John 8 tells the story of a woman caught in adultery. The religious legalists want to stone her, but Jesus intervenes and prevents her murder. He then looks upon the woman and, with grace and tenderness, tells her that He does not condemn her. Then He says to her, "go and sin no more." In Matthew 11:28 Jesus speaks to every one of us weighed down under the terrible weight and burden of sin. Listen to these tender words of the Savior, "Come to me all who labor and are heavy laden and I will give you rest." This is the hope that is found in Jesus. This is the hope found in the Gospel. Whether one is guilty of heterosexual or homosexual sin, one will find grace, forgiveness and freedom at the foot of the cross where the ground is always level.
When I came to fully trust Jesus as my Lord and Savior at the age of 20, I determined that I wanted to think like Jesus and live like Jesus for the rest of my life. When it comes to sex I want to think like Jesus. When it comes to marriage I want to think like Jesus. That means I will affirm covenantal heterosexual marriage. It also means loving each and every person regardless of their lifestyle choices. It means, as His representative, proclaiming His Gospel and extending the transforming grace of the Gospel to others that takes us where we are, but wonderfully and amazingly, does not leave us there. That is a hope and a promise that followers of Jesus gladly extend to everyone, because we have been recipients of that same amazing grace.
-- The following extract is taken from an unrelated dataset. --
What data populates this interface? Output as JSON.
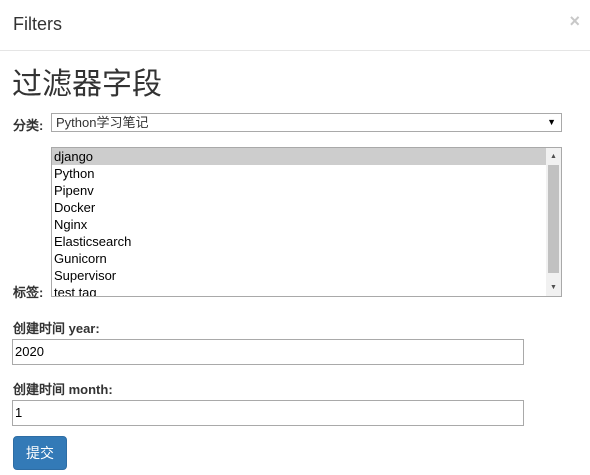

Daniel Akin is president of Southeastern Baptist Theological Seminary in Wake Forest, N.C. This column also was posted at www.betweenthetimes.com/, a Southeastern Seminary website. Get Baptist Press headlines and breaking news on Twitter (@BaptistPress), Facebook (Facebook.com/BaptistPress ) and in your email ( baptistpress.com/SubscribeBP.asp).